“We’re a growing institution with an increasing number of minority students,” Balto said of Ball State, “and because we live in an increasingly diverse world, employers want students who can think in a broader cultural context. That’s why a program like this becomes so important.”
Abel Alves, chair of the history department, welcomed Balto’s efforts to resurrect the minor. It was last offered in 2010, when the previous professor who oversaw the program retired.
In its newest iteration, the minor includes courses in architecture and planning, communications, criminal justice, English, history, political science, psychological science and sociology. With its return, Ball State is one of six Indiana public universities to offer a minor in African-American Studies or related areas.
The minor is open to all students.
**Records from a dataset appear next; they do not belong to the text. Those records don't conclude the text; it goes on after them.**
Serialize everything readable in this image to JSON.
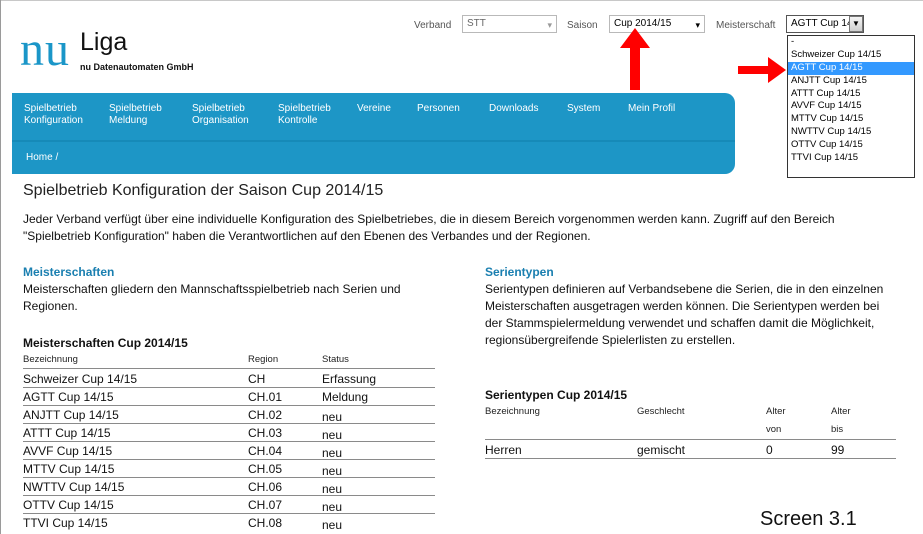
{
  "logo": {
    "nu": "nu",
    "liga": "Liga",
    "subtitle": "nu Datenautomaten GmbH"
  },
  "filters": {
    "verband_label": "Verband",
    "verband_value": "STT",
    "saison_label": "Saison",
    "saison_value": "Cup 2014/15",
    "meisterschaft_label": "Meisterschaft",
    "meisterschaft_value": "AGTT Cup 14,",
    "meisterschaft_options": [
      "-",
      "Schweizer Cup 14/15",
      "AGTT Cup 14/15",
      "ANJTT Cup 14/15",
      "ATTT Cup 14/15",
      "AVVF Cup 14/15",
      "MTTV Cup 14/15",
      "NWTTV Cup 14/15",
      "OTTV Cup 14/15",
      "TTVI Cup 14/15"
    ],
    "selected_option": "AGTT Cup 14/15"
  },
  "nav": {
    "items": [
      {
        "line1": "Spielbetrieb",
        "line2": "Konfiguration"
      },
      {
        "line1": "Spielbetrieb",
        "line2": "Meldung"
      },
      {
        "line1": "Spielbetrieb",
        "line2": "Organisation"
      },
      {
        "line1": "Spielbetrieb",
        "line2": "Kontrolle"
      },
      {
        "line1": "Vereine",
        "line2": ""
      },
      {
        "line1": "Personen",
        "line2": ""
      },
      {
        "line1": "Downloads",
        "line2": ""
      },
      {
        "line1": "System",
        "line2": ""
      },
      {
        "line1": "Mein Profil",
        "line2": ""
      }
    ],
    "breadcrumb": "Home /"
  },
  "page": {
    "title": "Spielbetrieb Konfiguration der Saison Cup 2014/15",
    "intro": "Jeder Verband verfügt über eine individuelle Konfiguration des Spielbetriebes, die in diesem Bereich vorgenommen werden kann. Zugriff auf den Bereich \"Spielbetrieb Konfiguration\" haben die Verantwortlichen auf den Ebenen des Verbandes und der Regionen."
  },
  "meisterschaften": {
    "heading": "Meisterschaften",
    "description": "Meisterschaften gliedern den Mannschaftsspielbetrieb nach Serien und Regionen.",
    "table_title": "Meisterschaften Cup 2014/15",
    "columns": [
      "Bezeichnung",
      "Region",
      "Status"
    ],
    "rows": [
      [
        "Schweizer Cup 14/15",
        "CH",
        "Erfassung"
      ],
      [
        "AGTT Cup 14/15",
        "CH.01",
        "Meldung"
      ],
      [
        "ANJTT Cup 14/15",
        "CH.02",
        "neu"
      ],
      [
        "ATTT Cup 14/15",
        "CH.03",
        "neu"
      ],
      [
        "AVVF Cup 14/15",
        "CH.04",
        "neu"
      ],
      [
        "MTTV Cup 14/15",
        "CH.05",
        "neu"
      ],
      [
        "NWTTV Cup 14/15",
        "CH.06",
        "neu"
      ],
      [
        "OTTV Cup 14/15",
        "CH.07",
        "neu"
      ],
      [
        "TTVI Cup 14/15",
        "CH.08",
        "neu"
      ]
    ]
  },
  "serientypen": {
    "heading": "Serientypen",
    "description": "Serientypen definieren auf Verbandsebene die Serien, die in den einzelnen Meisterschaften ausgetragen werden können. Die Serientypen werden bei der Stammspielermeldung verwendet und schaffen damit die Möglichkeit, regionsübergreifende Spielerlisten zu erstellen.",
    "table_title": "Serientypen Cup 2014/15",
    "columns": [
      "Bezeichnung",
      "Geschlecht",
      "Alter",
      "Alter"
    ],
    "columns_sub": [
      "",
      "",
      "von",
      "bis"
    ],
    "rows": [
      [
        "Herren",
        "gemischt",
        "0",
        "99"
      ]
    ]
  },
  "caption": "Screen 3.1",
  "colors": {
    "accent": "#1d96c6",
    "highlight": "#3399ff",
    "arrow": "#ff0000"
  }
}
Alves encourages undergraduates across disciplines—from telecommunications and journalism to urban planning and entrepreneurship—to consider adding it to their academic plan.
“It would prove relevant to reporting contemporary events or revitalizing an African-American neighborhood. It provides the information and context needed to make intelligent choices.”
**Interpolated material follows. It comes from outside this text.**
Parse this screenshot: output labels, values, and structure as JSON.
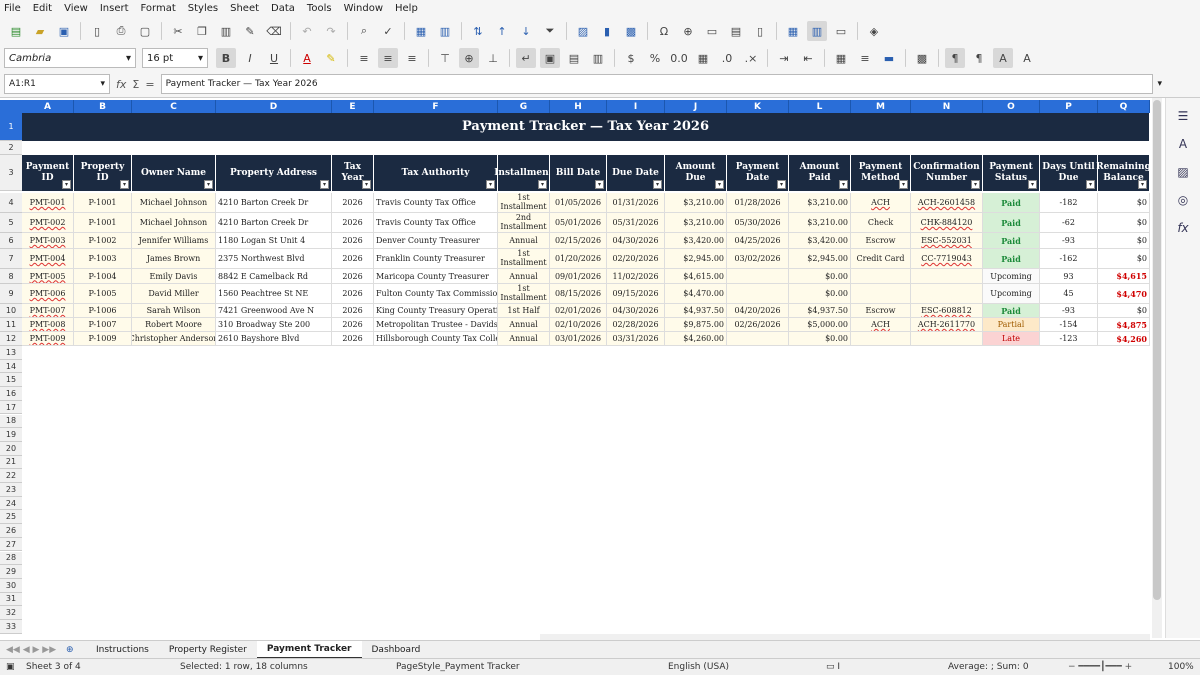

Balto hopes future social studies teachers also consider the program. “Because Ball State has such a strong background in teaching teachers, these are the people I’d recommend the minor to most.”
With the minor available as of this fall, Balto is helping more students officially register for it. “Students can talk to their adviser about signing up or to me directly.”
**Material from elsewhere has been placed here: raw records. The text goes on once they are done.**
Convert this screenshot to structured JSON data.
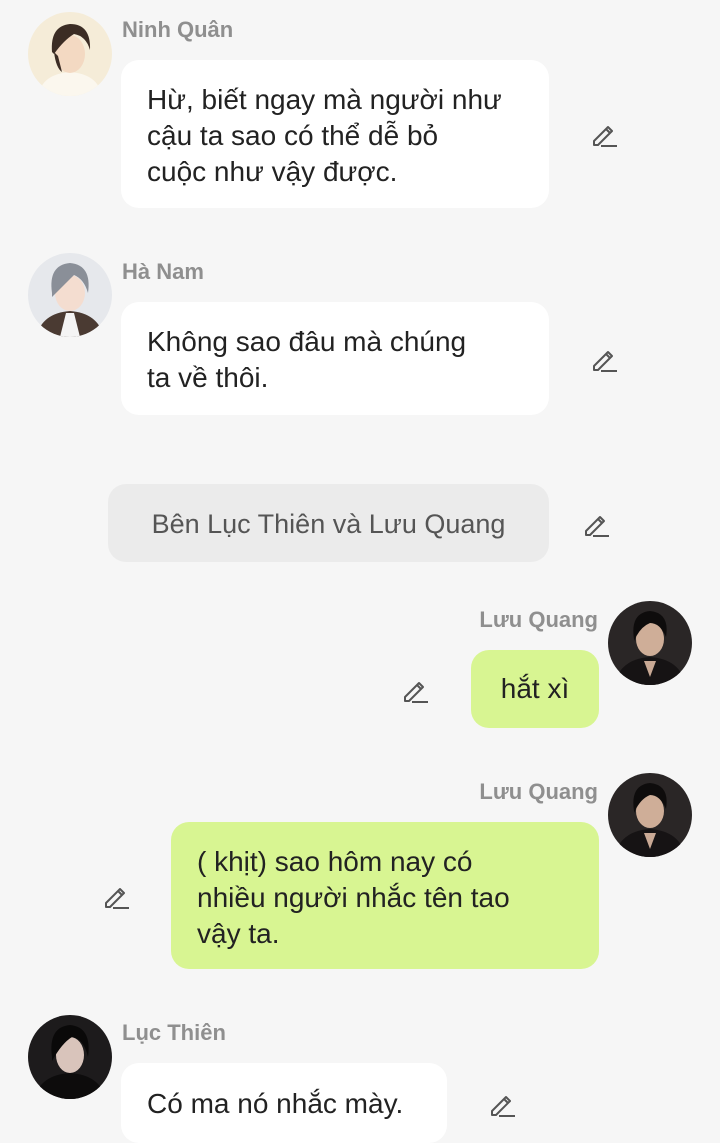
{
  "messages": [
    {
      "type": "incoming",
      "sender": "Ninh Quân",
      "avatar_icon": "avatar-ninh-quan",
      "lines": [
        "Hừ, biết ngay mà người như",
        "cậu ta sao có thể dễ bỏ",
        "cuộc như vậy được."
      ]
    },
    {
      "type": "incoming",
      "sender": "Hà Nam",
      "avatar_icon": "avatar-ha-nam",
      "lines": [
        "Không sao đâu mà chúng",
        "ta về thôi."
      ]
    },
    {
      "type": "narration",
      "lines": [
        "Bên Lục Thiên và Lưu Quang"
      ]
    },
    {
      "type": "outgoing",
      "sender": "Lưu Quang",
      "avatar_icon": "avatar-luu-quang",
      "lines": [
        "hắt xì"
      ]
    },
    {
      "type": "outgoing",
      "sender": "Lưu Quang",
      "avatar_icon": "avatar-luu-quang",
      "lines": [
        "( khịt) sao hôm nay có",
        "nhiều người nhắc tên tao",
        "vậy ta."
      ]
    },
    {
      "type": "incoming",
      "sender": "Lục Thiên",
      "avatar_icon": "avatar-luc-thien",
      "lines": [
        "Có ma nó nhắc mày."
      ]
    }
  ],
  "colors": {
    "background": "#f6f6f6",
    "incoming_bubble": "#ffffff",
    "outgoing_bubble": "#d8f592",
    "narration_bubble": "#ebebeb",
    "sender_name": "#8f8f8f",
    "edit_icon": "#555555"
  },
  "icons": {
    "edit": "pencil-edit-icon"
  }
}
Among the first students to enroll was Alexis McKenzie, a junior majoring in interpersonal communications. “I was drawn to the minor after taking a black history course with Professor Balto my sophomore year,” McKenzie said. “It was something entirely new to me to talk about black culture in an academic setting. I was fascinated by the content we discussed.”
McKenzie said the African American Studies minor is relevant to students outside of the history program because it offers them an often-ignored perspective that provides an opportunity to better understand the country they live in.
“Our nation’s history is racialized,” the Fishers resident said. “With an event like the incident in Charlottesville, I don’t think you can fully understand the magnitude of its implications without a grasp on the history and current culture of black communities.”
Context in a complex world
Balto is well-suited to lead the program. An assistant professor specializing in African-American history, he has spent years researching the black freedom struggle. He’s a contributor on the topic to media outlets like Time and The Washington Post and in 2018 will release his first book, Occupied Territory: Policing Black Chicago from Red Summer to Black Power.
“We are very fortunate to have him here at Ball State,” said Alves, who praised Balto’s dedication to increasing students’ awareness of the cultural and historical contexts they live in.
“From the Harlem Renaissance and James Baldwin to studying contemporary inner-city community efforts at making this country a better place, he guides them in an exploration of how central African-American history is to everything American.”
Today’s current political climate makes the African American Studies minor more relevant to more people, Balto said.
Already this semester he’s discussed race and Southern identity with his students, including a recent conversation about the country’s renewed debate to remove its Confederate monuments.
“More students are seeing the way in which these historical topics are still relevant. They’re having a huge impact on current politics and culture, making them issues that are alive in the conscience of college students trying to make sense of the world.” —Simon Balto
Alves considers Ball State’s African American Studies minor a community-building program, one that aims at inclusivity and the elimination of marginalization.
“African-Americans, from W.E.B. Dubois and Zora Neale Hurston to Martin Luther King Jr. and President Barack Obama, have been central to the intellectual and social development of the United States,” Alves said. “But there have been those in our history who have tried to bury this narrative. African-American studies is a corrective to that.”